Fire Hotspots Analysis using GIS
What you'll learn
- Download of VIIRS-375m Active Fire Data from NASA's Fire Information for Resource Management System (FIRMS)
- To be familiar with Fire Hotspots Analysis (Getis-Ord Gi*)
- To be familiar with Spatial Autocorrelation and Moran’s I (Index)
- Generate of various distribution patterns, charts and graphs (Statistical Analysis)
- Basic knowledge of GIS and ArcGIS software
- Laptop with installation of ArcGIS 10.x.x
The course is designed for explore and download of VIIRS-375m Active Fire Data of specific study area. The Visible Infrared Imaging Radiometer Suite (VIIRS), which was produced by NASA's Fire Information for Resource Management System (FIRMS), is a recent developed moderate resolution sensor provides daily global active fire products at finer spatial resolution of 375m with strong fire sensitivity since 2012. So, the VIIRS-375m fire product have high capability to detect cooler and smaller fires. Further, using of Spatial Statistics Tools of ArcGIS, fire hotspots area were identified for the acquired active fire dataset. Hot spot analysis that performs to show where you have clusters and where you don’t have clusters in any data that you are working with. In other words, it finds places where values that are very different from the average, either really high or really low, cluster together spatially in a nonrandom way. The Hotspot analysis tool returns three levels of confidence ie 90%, 95% and 99% confident. A feature belongs to a nonrandom cluster of high values ie a hot spot or to a nonrandom cluster of low values ie a cold spot. In addition, Spatial autocorrelation helps to understand the degree to which one object is similar to other nearby objects. Moran’s I (Index) measures spatial autocorrelation. Positive spatial autocorrelation is when similar values cluster together in a map. Negative spatial autocorrelation is when dissimilar values cluster together in a map. Moran’s I can be classified as positive, negative, and no spatial auto-correlation. Positive spatial autocorrelation occurs when Moran’s I is close to +1. A value of 0 for Moran’s I typically indicates no autocorrelation. The statistical analysis such as preparation of chart, graph and pattern provides an addition information about the fire data distribution in space and time. The course is ended with the preparation of an informative and comprehensive fire hotspots map layout design. The proper compilation of each analyzed data into ArcGIS platform finally concluded into a better and informative map design and presentation. The process of map composition starts with preparation of appropriate layout for the map. Apart from the data, a map has certain other essential components that make map, a package of effective and clear communication.

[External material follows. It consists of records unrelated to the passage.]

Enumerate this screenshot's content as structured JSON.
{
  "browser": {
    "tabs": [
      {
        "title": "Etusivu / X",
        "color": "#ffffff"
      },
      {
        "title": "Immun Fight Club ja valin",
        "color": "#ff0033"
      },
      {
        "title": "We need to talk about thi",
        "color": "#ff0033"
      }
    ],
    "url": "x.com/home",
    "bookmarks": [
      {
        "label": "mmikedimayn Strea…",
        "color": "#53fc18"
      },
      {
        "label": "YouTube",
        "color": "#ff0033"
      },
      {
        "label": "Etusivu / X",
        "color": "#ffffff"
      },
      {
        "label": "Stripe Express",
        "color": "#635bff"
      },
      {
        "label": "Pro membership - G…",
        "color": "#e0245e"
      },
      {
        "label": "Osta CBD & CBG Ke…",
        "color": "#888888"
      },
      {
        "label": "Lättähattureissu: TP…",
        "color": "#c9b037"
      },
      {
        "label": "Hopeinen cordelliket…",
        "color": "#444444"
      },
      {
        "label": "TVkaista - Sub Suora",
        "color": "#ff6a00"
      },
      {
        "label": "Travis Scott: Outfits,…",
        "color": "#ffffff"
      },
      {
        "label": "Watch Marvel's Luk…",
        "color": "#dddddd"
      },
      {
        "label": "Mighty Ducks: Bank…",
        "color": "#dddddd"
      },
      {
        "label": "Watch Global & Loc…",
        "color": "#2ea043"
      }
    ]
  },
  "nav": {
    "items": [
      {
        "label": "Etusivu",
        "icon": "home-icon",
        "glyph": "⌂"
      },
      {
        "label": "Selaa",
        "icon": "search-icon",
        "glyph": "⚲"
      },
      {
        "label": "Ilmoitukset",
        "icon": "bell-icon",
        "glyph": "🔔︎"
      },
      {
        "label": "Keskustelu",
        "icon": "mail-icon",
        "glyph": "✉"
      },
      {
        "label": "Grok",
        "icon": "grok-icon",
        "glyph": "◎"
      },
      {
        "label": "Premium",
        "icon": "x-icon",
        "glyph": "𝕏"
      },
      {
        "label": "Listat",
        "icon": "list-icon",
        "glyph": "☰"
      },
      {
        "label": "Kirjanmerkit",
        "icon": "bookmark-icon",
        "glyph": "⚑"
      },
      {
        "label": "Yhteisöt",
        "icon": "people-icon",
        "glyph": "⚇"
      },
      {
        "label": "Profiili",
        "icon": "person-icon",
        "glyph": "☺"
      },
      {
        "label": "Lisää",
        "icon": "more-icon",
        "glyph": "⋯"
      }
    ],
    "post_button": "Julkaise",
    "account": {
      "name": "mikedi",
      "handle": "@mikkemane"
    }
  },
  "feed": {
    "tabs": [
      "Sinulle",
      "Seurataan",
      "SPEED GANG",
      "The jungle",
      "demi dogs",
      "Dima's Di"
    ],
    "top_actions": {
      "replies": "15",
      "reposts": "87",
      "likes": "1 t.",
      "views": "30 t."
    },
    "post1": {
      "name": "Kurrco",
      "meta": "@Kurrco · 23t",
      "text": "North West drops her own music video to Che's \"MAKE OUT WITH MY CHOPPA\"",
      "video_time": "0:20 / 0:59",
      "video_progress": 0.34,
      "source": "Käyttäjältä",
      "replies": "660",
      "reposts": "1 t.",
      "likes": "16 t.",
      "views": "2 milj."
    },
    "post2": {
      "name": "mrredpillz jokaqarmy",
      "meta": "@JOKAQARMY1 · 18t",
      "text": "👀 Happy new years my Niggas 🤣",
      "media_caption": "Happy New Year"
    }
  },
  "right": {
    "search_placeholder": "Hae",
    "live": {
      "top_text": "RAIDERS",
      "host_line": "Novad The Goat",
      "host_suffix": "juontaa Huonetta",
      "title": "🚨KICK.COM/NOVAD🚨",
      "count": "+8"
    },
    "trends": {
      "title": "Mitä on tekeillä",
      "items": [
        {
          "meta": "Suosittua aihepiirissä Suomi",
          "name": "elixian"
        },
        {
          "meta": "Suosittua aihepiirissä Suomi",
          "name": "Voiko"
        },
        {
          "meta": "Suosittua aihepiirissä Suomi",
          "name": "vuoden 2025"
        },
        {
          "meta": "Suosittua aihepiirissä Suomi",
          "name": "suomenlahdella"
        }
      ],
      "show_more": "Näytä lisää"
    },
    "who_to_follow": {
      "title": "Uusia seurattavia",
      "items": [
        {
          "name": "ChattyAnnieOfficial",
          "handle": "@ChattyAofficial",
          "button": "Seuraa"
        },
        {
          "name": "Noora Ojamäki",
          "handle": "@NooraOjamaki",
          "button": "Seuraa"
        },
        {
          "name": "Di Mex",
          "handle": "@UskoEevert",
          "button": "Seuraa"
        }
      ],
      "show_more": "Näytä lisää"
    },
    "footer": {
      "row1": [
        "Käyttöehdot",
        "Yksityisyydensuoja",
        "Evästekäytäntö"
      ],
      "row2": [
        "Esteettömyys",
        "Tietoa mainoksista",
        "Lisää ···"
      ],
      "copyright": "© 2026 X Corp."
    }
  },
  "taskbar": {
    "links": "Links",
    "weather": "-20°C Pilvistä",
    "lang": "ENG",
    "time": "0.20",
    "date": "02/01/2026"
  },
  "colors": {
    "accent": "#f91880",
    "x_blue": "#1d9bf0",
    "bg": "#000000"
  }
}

Who this course is for:
- Civil Engineer
- Urban Planner
- Natural Resource Management
- Bio diversity
- GIS Enthusiastic
Motivated and Professional experienced in Geographic Information Systems with a demonstrated history of working in Civil Engineering. Strong skills with various computer systems from spreadsheets and database to GIS mapping software and satellite image processing. Competently involvement in various national and international training and workshops for enriching my skill for further development. Dissemination of knowledge and expertise through various publications and capacity building training workshop as a resource person. Having good working knowledge of ArcGIS, QGIS. ENVI, Google Earth and Google Earth Engine.